The government has insisted it is investing in dementia services after researchers warned there would be over 1.7 million people suffering from the condition by 2051.
Health minister Ivan Lewis acknowledged that the demographic was changing and called for long term solutions to tackle the challenges which arise from an aging population.
"It is good news that people are living longer but it is placing questions on society, on government and on families as well," he told Today.
He noted that Tony Blair and Gordon Brown were leading a review on "the long term challenges facing public services".
Labour had tripled investment in the NHS since it came to power a decade ago. Although Mr Lewis claimed this was "a quite remarkable achievement", he added: "Social care is different.
"It is means tested and people have always been expected to make a contribution.

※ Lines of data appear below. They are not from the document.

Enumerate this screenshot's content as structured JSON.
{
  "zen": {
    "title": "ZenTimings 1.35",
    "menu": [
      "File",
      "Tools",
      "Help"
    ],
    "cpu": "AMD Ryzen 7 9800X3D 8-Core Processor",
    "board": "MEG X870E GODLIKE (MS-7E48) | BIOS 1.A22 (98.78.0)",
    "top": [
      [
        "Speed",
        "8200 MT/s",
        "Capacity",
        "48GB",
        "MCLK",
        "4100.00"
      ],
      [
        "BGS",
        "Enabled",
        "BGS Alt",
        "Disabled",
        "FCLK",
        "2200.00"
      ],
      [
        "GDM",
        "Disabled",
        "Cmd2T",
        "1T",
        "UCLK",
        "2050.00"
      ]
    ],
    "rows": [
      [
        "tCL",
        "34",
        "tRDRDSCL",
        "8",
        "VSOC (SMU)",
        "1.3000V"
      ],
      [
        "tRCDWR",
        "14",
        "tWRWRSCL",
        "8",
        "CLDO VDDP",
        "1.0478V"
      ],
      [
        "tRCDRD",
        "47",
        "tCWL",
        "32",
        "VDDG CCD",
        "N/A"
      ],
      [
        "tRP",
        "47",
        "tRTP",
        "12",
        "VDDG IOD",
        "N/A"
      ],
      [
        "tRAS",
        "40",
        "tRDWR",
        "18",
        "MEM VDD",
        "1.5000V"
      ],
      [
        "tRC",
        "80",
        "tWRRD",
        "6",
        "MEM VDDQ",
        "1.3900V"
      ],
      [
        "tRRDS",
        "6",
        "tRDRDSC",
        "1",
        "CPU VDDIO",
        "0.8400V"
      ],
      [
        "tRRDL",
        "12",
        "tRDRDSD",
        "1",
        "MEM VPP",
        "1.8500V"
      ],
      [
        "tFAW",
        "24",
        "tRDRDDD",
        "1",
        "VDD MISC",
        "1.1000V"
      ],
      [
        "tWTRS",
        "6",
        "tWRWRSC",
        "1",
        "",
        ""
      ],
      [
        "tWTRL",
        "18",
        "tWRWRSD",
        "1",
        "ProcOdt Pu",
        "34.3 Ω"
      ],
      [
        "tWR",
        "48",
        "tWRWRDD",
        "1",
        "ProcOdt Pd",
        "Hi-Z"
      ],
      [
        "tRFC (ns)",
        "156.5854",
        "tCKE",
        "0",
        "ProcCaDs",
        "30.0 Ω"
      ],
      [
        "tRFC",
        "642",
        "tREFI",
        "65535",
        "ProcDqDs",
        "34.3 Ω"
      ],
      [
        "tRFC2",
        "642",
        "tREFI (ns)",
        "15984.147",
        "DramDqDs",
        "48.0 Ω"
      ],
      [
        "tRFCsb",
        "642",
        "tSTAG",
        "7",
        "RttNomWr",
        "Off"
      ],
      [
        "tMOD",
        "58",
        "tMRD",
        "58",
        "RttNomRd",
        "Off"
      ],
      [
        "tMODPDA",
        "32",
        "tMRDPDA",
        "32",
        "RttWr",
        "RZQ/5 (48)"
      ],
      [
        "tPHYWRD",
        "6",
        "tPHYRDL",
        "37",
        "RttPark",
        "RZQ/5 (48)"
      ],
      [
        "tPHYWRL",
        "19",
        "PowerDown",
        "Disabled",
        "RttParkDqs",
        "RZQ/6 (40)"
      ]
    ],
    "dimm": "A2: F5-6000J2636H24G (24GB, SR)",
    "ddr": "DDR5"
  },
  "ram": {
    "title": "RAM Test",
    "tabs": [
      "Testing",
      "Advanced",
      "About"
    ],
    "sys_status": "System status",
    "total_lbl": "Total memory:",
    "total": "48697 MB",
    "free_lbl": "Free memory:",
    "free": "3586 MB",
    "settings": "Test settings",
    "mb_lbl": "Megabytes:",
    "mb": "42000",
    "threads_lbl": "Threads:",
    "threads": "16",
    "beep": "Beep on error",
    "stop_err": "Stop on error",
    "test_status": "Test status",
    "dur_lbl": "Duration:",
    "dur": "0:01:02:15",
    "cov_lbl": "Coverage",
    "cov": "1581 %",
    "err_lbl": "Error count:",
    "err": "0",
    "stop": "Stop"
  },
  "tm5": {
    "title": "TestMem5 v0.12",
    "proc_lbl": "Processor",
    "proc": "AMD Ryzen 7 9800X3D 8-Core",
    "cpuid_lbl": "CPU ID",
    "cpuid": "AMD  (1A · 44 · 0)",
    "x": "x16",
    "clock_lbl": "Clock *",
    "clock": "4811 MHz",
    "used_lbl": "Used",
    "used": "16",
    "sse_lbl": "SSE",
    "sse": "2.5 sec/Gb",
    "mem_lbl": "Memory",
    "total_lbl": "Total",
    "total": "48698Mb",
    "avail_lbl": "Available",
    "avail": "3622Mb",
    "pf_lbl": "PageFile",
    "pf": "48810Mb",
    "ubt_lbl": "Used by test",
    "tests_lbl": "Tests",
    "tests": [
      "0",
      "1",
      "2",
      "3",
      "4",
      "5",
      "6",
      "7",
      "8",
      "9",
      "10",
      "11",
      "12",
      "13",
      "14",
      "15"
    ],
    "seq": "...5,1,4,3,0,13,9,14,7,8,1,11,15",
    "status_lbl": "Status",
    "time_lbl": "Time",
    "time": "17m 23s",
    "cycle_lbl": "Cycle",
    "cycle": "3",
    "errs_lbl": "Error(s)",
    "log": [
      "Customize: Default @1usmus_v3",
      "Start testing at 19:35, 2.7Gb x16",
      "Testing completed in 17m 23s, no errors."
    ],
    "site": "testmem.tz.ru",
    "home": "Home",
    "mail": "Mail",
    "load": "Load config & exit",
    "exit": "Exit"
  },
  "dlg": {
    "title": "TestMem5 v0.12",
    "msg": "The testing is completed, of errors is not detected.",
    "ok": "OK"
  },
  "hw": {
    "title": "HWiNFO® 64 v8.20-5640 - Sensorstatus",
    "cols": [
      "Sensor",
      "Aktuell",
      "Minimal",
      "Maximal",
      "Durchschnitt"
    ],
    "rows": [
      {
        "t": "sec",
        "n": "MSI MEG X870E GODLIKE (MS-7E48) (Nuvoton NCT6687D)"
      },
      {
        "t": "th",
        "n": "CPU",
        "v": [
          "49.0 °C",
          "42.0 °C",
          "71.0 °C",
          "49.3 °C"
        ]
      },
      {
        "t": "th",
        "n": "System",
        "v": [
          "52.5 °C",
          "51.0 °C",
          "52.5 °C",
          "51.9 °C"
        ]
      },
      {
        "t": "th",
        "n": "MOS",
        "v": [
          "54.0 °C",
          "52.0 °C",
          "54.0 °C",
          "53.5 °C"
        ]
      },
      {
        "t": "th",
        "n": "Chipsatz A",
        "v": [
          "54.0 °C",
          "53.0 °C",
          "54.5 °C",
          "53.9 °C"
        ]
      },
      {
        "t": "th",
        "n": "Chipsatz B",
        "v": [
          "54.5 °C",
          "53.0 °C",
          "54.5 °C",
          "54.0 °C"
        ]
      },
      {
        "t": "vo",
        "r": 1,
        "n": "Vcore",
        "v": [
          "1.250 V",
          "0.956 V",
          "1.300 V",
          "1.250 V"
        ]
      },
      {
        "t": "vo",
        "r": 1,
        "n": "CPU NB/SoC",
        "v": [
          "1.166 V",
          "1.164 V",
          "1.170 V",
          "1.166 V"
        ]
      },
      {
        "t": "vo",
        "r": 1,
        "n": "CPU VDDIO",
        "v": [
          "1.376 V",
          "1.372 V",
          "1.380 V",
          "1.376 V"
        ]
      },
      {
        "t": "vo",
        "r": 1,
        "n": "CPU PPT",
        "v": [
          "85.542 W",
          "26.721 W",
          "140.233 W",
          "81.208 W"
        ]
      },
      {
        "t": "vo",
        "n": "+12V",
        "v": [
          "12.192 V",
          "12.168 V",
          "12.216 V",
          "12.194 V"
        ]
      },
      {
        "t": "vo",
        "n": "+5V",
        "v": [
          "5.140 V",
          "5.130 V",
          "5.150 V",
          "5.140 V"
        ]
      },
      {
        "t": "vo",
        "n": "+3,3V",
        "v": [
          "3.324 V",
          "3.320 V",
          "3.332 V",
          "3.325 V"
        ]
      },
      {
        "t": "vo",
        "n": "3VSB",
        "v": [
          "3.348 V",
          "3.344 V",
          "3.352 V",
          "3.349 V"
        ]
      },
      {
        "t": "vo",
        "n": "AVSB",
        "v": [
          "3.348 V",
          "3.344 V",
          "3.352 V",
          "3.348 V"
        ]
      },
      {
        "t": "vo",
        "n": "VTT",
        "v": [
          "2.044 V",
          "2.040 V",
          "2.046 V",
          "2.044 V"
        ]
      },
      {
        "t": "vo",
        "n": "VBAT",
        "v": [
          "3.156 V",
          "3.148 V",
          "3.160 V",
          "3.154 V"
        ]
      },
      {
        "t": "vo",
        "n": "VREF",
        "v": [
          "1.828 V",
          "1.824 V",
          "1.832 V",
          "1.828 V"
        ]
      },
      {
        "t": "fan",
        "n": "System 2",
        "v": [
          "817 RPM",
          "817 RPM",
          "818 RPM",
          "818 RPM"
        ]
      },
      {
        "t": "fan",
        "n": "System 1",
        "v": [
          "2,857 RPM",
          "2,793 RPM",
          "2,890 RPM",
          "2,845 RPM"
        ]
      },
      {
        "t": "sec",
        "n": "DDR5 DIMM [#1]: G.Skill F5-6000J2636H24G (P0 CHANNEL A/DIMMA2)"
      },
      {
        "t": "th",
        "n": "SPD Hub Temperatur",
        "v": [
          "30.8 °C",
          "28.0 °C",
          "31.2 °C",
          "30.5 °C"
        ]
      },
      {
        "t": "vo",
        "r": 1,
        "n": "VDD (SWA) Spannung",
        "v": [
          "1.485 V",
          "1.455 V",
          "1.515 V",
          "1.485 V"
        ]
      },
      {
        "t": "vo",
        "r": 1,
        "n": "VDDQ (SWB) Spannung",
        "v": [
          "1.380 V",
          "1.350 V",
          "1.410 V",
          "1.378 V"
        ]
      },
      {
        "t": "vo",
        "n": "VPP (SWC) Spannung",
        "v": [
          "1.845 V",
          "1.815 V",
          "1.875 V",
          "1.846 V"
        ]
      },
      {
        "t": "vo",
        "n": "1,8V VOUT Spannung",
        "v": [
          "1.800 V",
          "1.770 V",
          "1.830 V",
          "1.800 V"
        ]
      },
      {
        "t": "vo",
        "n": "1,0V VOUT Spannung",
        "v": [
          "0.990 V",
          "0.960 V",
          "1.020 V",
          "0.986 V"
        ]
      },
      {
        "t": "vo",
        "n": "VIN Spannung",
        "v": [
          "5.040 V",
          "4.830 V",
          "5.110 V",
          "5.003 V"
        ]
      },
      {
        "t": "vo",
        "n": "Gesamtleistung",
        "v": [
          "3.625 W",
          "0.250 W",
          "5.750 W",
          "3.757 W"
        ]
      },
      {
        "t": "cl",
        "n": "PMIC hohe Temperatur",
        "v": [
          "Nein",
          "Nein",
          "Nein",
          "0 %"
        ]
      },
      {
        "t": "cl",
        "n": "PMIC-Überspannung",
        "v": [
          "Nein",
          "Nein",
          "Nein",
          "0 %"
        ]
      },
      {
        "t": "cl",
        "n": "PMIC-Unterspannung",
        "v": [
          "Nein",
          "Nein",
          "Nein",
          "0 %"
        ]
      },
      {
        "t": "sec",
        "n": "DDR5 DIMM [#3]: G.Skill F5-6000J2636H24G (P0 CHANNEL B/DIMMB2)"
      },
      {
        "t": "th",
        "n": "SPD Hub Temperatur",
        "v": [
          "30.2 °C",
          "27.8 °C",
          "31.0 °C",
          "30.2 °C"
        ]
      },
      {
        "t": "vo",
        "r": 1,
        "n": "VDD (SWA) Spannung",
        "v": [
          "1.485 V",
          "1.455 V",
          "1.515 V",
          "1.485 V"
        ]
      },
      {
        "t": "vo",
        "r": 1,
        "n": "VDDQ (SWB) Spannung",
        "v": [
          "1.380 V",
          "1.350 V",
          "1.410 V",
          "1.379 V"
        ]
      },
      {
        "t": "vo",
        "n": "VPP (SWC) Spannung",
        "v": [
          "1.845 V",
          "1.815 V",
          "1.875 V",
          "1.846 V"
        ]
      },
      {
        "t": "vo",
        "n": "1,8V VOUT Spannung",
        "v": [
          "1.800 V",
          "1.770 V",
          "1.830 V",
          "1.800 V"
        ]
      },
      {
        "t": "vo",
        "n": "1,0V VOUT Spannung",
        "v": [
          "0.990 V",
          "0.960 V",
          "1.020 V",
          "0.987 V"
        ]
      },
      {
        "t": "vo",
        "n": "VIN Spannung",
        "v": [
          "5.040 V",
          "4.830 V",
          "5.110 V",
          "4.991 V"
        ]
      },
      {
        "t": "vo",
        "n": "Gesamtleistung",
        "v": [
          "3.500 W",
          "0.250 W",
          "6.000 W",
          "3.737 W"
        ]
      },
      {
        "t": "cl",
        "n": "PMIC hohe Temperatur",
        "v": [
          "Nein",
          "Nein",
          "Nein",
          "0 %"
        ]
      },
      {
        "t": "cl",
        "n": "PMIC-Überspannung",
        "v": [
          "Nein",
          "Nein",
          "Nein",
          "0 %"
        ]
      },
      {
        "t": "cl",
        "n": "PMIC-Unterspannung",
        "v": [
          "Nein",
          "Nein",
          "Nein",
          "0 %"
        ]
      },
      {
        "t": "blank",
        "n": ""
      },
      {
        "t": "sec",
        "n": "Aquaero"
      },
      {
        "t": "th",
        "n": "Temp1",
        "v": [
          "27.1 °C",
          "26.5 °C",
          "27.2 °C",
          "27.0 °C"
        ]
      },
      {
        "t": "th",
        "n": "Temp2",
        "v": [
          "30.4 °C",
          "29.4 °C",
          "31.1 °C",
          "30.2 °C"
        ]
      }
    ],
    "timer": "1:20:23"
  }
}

"In my eyes the time has come in terms of social care for a new settlement between the state, the family and the citizen."
Health secretary Patricia Hewitt agreed, telling Independent Radio News: "We've already not only doubled the research investment that we're making on dementia, but just last week we announced quite a significant increase in emergency respite care for carers, because that was their top priority."
Today's Alzheimer's Society commissioned report warned that the NHS spends £17 billion on treating dementia every year.